▶ Required work
From the records below, work out how many lines carry the string "votes". Leave out everything but the number.

::::

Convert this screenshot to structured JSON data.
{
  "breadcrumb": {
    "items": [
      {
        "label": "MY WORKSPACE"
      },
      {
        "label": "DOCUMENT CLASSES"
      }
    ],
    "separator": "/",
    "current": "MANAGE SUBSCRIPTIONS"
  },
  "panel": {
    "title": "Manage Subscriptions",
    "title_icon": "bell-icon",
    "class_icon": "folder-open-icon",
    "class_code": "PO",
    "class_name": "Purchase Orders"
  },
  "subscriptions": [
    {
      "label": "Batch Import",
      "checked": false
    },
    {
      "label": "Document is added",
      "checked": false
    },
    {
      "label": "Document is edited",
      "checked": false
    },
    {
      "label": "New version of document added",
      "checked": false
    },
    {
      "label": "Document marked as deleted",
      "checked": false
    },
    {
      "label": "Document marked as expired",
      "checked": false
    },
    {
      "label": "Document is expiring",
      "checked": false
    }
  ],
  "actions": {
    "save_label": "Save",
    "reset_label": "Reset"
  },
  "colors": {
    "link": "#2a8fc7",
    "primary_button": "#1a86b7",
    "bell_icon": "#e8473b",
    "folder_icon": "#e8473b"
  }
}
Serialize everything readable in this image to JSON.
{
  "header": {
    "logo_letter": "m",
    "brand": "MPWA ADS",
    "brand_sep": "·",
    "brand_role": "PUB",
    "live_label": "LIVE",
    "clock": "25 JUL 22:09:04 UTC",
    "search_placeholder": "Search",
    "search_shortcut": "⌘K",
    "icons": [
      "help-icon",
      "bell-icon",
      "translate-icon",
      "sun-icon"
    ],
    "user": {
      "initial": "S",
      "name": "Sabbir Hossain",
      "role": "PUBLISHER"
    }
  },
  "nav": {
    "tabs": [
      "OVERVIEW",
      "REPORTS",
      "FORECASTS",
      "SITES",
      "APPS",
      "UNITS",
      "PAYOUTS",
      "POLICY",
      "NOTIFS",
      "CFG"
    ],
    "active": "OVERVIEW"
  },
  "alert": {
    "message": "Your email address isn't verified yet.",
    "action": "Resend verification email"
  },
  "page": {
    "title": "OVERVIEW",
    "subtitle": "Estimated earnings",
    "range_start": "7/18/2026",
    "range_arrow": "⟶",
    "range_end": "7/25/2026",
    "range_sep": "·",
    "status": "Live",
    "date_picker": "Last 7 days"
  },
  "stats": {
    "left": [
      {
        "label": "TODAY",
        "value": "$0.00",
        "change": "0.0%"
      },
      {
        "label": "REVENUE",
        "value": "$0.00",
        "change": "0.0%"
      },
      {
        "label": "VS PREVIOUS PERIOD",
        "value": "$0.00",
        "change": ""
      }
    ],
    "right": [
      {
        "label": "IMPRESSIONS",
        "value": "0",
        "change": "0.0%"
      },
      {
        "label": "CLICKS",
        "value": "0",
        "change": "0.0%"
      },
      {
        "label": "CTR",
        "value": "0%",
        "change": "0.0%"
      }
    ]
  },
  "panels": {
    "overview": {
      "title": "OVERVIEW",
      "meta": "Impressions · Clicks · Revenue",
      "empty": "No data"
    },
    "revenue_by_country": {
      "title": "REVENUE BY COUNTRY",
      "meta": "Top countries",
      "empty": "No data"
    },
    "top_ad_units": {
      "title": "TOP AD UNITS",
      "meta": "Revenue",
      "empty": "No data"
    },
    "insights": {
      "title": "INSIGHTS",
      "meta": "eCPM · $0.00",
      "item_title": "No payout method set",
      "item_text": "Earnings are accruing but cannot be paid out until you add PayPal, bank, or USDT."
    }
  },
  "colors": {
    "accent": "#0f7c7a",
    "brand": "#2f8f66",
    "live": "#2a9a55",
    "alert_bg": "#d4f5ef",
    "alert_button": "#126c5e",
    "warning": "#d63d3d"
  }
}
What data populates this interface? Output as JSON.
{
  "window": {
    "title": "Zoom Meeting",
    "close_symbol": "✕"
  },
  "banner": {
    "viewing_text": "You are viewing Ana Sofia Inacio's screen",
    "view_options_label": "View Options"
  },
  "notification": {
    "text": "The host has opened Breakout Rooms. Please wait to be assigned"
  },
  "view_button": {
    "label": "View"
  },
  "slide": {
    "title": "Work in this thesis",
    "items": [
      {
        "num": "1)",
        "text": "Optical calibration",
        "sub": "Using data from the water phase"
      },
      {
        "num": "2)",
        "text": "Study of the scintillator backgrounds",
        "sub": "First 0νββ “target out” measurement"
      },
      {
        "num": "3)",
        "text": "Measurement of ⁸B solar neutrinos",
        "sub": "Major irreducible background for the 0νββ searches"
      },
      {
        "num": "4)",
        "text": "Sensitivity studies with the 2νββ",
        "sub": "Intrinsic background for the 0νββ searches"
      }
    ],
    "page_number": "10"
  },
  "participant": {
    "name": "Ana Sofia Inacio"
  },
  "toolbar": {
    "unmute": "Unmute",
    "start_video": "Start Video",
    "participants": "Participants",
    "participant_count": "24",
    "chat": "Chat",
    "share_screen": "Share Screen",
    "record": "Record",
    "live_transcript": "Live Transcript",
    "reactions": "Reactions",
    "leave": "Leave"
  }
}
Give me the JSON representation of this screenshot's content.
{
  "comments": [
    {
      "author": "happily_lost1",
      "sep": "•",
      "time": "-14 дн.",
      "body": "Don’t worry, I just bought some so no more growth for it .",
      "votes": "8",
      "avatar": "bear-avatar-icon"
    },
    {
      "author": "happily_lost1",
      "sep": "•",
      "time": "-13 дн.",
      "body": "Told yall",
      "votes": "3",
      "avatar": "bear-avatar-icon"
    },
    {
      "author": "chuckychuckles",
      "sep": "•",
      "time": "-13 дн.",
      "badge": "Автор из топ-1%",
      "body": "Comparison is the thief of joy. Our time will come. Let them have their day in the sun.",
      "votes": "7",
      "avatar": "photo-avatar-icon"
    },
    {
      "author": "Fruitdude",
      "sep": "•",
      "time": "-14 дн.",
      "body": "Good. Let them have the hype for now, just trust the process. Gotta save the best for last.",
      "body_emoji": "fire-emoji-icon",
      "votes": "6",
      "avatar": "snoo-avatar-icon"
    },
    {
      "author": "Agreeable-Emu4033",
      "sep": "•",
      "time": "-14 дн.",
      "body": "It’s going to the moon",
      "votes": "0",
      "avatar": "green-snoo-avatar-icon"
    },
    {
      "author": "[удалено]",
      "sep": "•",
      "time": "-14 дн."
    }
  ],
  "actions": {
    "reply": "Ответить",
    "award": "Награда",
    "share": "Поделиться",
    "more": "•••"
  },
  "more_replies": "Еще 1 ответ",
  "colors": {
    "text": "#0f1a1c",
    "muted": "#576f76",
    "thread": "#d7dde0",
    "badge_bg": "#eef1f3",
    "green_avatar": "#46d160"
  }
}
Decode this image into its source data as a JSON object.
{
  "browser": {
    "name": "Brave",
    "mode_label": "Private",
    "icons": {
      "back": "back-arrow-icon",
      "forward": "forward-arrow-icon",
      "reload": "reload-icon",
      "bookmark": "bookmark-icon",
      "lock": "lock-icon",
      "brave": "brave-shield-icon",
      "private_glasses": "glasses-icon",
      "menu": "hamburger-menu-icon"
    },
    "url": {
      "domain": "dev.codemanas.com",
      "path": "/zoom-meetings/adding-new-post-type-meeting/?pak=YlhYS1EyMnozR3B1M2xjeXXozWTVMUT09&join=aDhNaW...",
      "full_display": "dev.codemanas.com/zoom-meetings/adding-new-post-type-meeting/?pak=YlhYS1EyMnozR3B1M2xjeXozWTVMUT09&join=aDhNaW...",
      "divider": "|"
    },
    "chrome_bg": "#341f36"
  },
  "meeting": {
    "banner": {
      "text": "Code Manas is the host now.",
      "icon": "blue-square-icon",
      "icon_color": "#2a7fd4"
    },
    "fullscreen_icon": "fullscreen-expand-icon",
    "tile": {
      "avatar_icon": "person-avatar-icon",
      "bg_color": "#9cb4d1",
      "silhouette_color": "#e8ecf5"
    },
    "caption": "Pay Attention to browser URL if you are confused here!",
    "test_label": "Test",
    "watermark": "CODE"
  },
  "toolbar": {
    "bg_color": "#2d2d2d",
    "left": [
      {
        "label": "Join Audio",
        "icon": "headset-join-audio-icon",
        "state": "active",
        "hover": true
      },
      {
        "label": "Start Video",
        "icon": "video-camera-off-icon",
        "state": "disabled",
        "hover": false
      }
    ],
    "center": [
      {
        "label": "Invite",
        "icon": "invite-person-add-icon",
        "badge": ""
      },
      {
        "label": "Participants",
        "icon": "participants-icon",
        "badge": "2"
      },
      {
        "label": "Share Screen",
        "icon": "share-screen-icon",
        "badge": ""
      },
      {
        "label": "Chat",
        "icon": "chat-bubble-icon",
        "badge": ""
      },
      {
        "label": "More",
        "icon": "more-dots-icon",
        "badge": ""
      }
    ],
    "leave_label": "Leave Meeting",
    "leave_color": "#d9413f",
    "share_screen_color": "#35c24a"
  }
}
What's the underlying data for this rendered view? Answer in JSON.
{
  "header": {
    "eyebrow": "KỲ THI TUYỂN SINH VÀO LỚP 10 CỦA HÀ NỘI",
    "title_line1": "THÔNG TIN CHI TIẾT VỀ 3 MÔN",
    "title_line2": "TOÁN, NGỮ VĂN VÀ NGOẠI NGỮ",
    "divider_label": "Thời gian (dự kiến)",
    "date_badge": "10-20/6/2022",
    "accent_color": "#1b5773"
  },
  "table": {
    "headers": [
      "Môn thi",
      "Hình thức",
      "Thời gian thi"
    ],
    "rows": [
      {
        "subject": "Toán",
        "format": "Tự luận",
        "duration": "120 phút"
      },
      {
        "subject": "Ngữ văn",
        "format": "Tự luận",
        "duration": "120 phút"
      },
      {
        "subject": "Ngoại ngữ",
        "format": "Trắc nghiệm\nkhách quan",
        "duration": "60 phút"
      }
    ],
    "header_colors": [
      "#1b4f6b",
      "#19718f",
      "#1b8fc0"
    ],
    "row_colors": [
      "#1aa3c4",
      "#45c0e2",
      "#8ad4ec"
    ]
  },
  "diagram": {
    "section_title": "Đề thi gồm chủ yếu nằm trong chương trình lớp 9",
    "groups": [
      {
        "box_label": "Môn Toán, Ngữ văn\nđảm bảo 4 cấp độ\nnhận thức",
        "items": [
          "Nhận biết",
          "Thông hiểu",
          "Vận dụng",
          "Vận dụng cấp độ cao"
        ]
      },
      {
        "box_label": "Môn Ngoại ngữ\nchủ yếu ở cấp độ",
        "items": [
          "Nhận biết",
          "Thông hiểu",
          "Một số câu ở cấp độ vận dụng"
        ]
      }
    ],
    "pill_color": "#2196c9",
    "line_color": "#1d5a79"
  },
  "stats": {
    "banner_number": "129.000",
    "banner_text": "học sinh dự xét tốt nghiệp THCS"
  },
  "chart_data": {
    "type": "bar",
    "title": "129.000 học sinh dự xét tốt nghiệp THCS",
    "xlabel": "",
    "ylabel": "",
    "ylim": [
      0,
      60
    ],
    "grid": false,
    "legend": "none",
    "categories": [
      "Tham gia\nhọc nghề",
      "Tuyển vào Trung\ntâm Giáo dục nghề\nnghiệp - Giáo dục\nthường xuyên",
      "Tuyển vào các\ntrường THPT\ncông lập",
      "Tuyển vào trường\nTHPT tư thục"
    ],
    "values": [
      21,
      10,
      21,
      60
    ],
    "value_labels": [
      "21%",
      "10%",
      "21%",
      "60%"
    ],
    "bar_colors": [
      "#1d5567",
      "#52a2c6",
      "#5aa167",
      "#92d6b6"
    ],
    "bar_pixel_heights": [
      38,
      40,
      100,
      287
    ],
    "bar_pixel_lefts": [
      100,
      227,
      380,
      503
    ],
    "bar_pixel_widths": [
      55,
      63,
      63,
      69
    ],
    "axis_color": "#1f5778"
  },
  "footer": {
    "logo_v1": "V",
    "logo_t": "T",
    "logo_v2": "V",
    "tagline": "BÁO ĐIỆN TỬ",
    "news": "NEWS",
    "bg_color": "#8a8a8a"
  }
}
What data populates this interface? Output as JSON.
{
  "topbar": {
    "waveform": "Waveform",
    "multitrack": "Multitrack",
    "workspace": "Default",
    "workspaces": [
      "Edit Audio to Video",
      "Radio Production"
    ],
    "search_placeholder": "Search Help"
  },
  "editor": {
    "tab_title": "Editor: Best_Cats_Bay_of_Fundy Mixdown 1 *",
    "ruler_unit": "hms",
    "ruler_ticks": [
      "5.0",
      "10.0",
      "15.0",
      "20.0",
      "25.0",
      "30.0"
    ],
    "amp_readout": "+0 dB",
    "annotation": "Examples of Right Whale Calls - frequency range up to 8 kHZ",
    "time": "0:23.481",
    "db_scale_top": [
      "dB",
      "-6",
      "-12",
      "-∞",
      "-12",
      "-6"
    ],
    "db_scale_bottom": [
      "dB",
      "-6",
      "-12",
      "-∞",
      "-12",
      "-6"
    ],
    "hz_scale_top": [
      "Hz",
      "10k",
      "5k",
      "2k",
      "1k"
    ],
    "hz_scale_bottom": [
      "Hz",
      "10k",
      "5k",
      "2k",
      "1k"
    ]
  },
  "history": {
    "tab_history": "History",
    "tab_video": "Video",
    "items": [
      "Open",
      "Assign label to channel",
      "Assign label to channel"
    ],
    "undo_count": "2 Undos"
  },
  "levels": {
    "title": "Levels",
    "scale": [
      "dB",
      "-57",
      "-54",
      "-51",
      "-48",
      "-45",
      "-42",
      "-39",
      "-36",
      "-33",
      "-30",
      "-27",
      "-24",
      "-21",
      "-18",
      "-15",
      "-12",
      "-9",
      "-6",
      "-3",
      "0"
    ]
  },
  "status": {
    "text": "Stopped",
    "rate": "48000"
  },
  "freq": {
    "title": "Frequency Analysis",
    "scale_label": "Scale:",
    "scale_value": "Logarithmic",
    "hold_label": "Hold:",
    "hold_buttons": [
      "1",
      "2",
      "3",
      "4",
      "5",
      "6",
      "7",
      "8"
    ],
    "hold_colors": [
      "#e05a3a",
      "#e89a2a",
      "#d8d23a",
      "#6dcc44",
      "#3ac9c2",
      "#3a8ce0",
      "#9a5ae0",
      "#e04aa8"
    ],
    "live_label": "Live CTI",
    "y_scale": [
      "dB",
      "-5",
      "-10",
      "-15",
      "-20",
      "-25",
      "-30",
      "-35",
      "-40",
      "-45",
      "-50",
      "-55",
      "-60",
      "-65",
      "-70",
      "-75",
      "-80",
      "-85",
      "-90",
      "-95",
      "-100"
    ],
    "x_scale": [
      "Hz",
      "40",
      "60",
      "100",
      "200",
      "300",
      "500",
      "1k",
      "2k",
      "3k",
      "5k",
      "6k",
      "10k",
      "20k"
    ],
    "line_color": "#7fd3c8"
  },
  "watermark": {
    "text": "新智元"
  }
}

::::

▶ Exercise response
5